Last month I was in a post office standing in a particularly long line for that location. The line eventually extended beyond the lobby and outside the doors. The delay seemed to stem from the fact that this was between 12 and 1 PM when there were several customers and only 1 staff member during a busy day and time. The situation was made worse by the fact that the staff person was trying to assist an elderly customer who was asking for an unusual denomination for a particular stamp to go to a particular place somewhere in the world. And she wanted to write a check and appeared to have a terrible tremor which made writing clearly difficult. Plus you have to retrieve and show valid photo ID when presenting the check to the post office.
These things happen. It was going to cost me an extra 10-15 minutes.
An equally elderly customer about 5 people behind me yelled out "This is what your healthcare is going to look like".
I disagree. We can only hope healthcare reform allows for what I consider a normally efficient service.
For some of the shortcomings of the US mail, with its rigid policies and procedures I can count on 1 finger the number of times an intended delivery or sent item was not received over several decades of using the US mail for pen pals, college applications, med school applications, licensing forms and business transactions. Of course, e-mail and other electronic services have minimized the necessity for traditional "snail mail" services which has affected the bottom line for the quasi-governmental organization. I find the need for delivery confirmation or certified letters to be negligible given the time and accuracy of mail delivery.
Let's assume some components of the healthcare reform do look governmental or quasi-governmental if you don't have "private insurance". Having worked and received care in military, VA and large academic institutions, my experience is that quality overall is the same, the speed (meaning wait time from definitive diagnosis to definitive care/management) varies greatly with access issues and beaurocratic inefficiencies sometimes causing delay between getting seen and getting treated.
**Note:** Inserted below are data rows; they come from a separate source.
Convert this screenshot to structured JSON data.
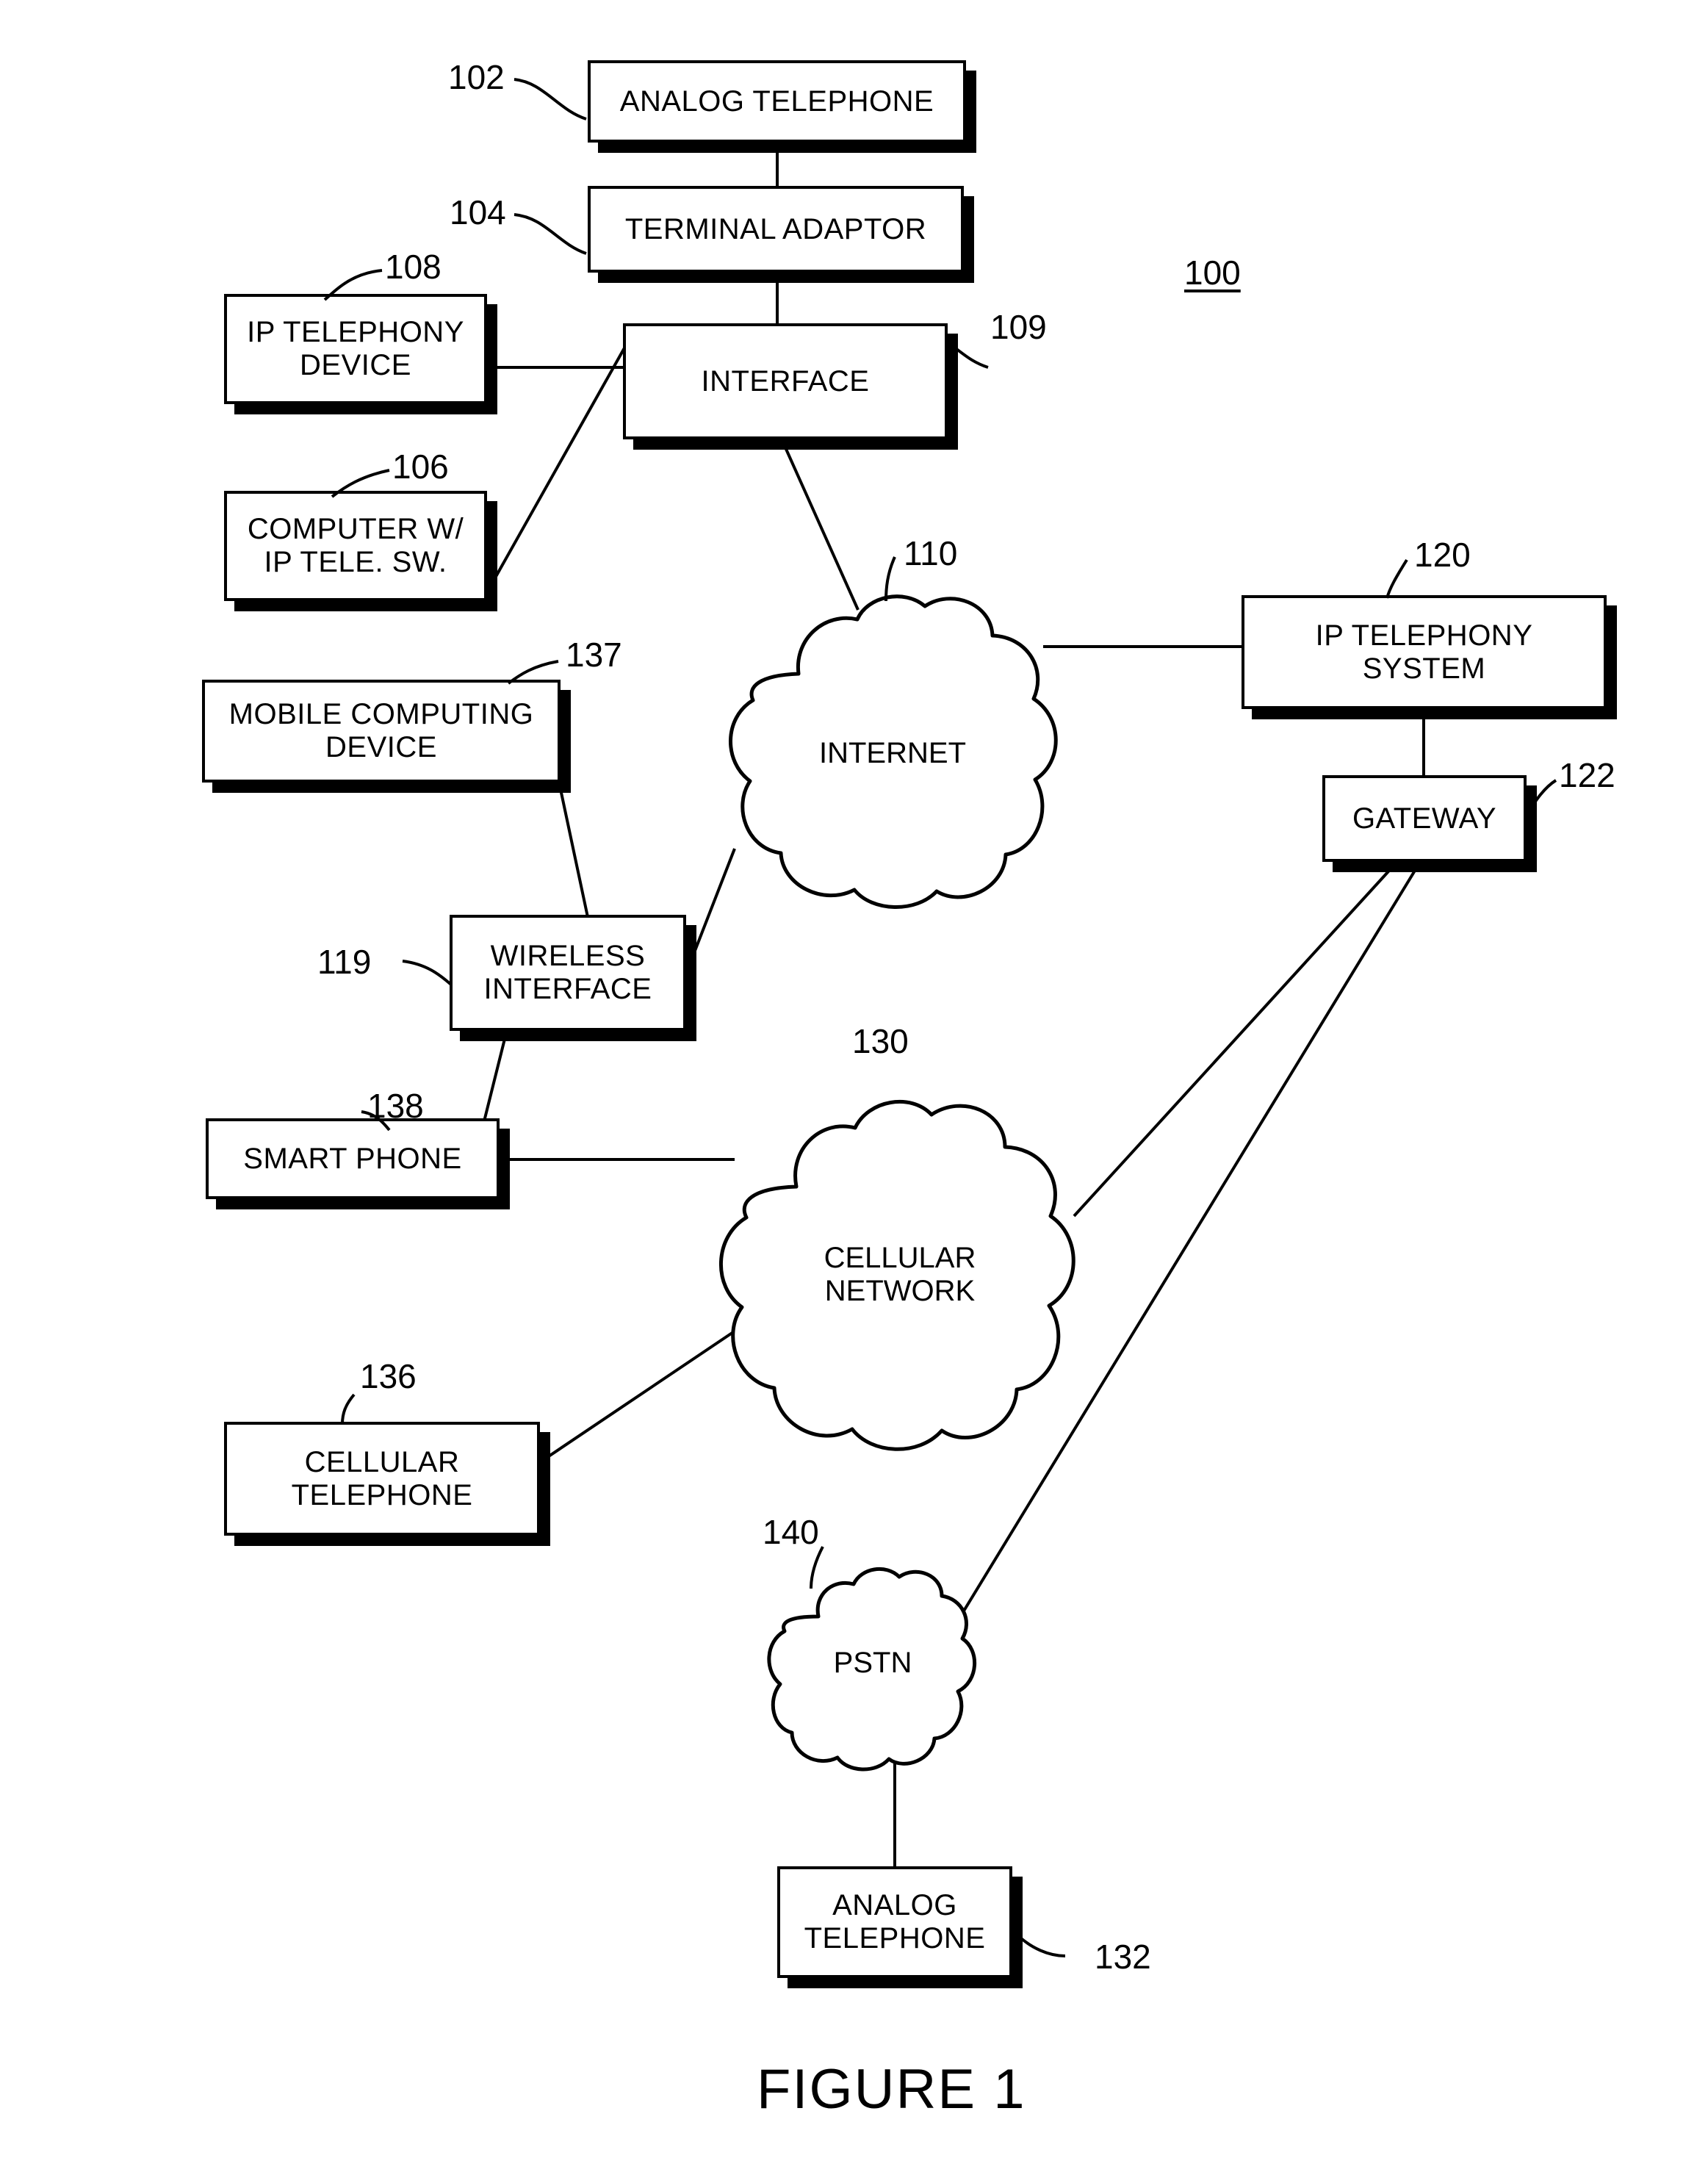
{
  "figure": {
    "caption": "FIGURE 1",
    "system_ref": "100"
  },
  "nodes": [
    {
      "id": "analog-telephone-102",
      "label": "ANALOG TELEPHONE",
      "ref": "102"
    },
    {
      "id": "terminal-adaptor-104",
      "label": "TERMINAL ADAPTOR",
      "ref": "104"
    },
    {
      "id": "interface-109",
      "label": "INTERFACE",
      "ref": "109"
    },
    {
      "id": "ip-telephony-device-108",
      "label": "IP TELEPHONY\nDEVICE",
      "ref": "108"
    },
    {
      "id": "computer-106",
      "label": "COMPUTER W/\nIP TELE. SW.",
      "ref": "106"
    },
    {
      "id": "mobile-computing-device-137",
      "label": "MOBILE COMPUTING\nDEVICE",
      "ref": "137"
    },
    {
      "id": "wireless-interface-119",
      "label": "WIRELESS\nINTERFACE",
      "ref": "119"
    },
    {
      "id": "smart-phone-138",
      "label": "SMART PHONE",
      "ref": "138"
    },
    {
      "id": "cellular-telephone-136",
      "label": "CELLULAR\nTELEPHONE",
      "ref": "136"
    },
    {
      "id": "ip-telephony-system-120",
      "label": "IP TELEPHONY\nSYSTEM",
      "ref": "120"
    },
    {
      "id": "gateway-122",
      "label": "GATEWAY",
      "ref": "122"
    },
    {
      "id": "analog-telephone-132",
      "label": "ANALOG\nTELEPHONE",
      "ref": "132"
    }
  ],
  "clouds": [
    {
      "id": "internet-110",
      "label": "INTERNET",
      "ref": "110"
    },
    {
      "id": "cellular-network-130",
      "label": "CELLULAR\nNETWORK",
      "ref": "130"
    },
    {
      "id": "pstn-140",
      "label": "PSTN",
      "ref": "140"
    }
  ],
  "connections": [
    {
      "from": "analog-telephone-102",
      "to": "terminal-adaptor-104"
    },
    {
      "from": "terminal-adaptor-104",
      "to": "interface-109"
    },
    {
      "from": "ip-telephony-device-108",
      "to": "interface-109"
    },
    {
      "from": "computer-106",
      "to": "interface-109"
    },
    {
      "from": "interface-109",
      "to": "internet-110"
    },
    {
      "from": "internet-110",
      "to": "ip-telephony-system-120"
    },
    {
      "from": "ip-telephony-system-120",
      "to": "gateway-122"
    },
    {
      "from": "gateway-122",
      "to": "cellular-network-130"
    },
    {
      "from": "gateway-122",
      "to": "pstn-140"
    },
    {
      "from": "mobile-computing-device-137",
      "to": "wireless-interface-119"
    },
    {
      "from": "wireless-interface-119",
      "to": "internet-110"
    },
    {
      "from": "wireless-interface-119",
      "to": "smart-phone-138"
    },
    {
      "from": "smart-phone-138",
      "to": "cellular-network-130"
    },
    {
      "from": "cellular-telephone-136",
      "to": "cellular-network-130"
    },
    {
      "from": "pstn-140",
      "to": "analog-telephone-132"
    }
  ],
  "colors": {
    "ink": "#000000",
    "paper": "#ffffff"
  }
}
While commerical hospitals are not immune from their own inefficiencies, generally access is simplified and referrals are timely.
So, while your health and your mail are not the same, if 42 cents buys you 2-3 day delivery at the expense of a few minutes to get it going, perhaps cost can be controlled with quality outcomes with reasonable wait to get the necessary service particularly for those who would not normally be afforded these services or for whom alternatives are not available.
Would it be so bad if healthcare ran like the post office?
Category: Pathology News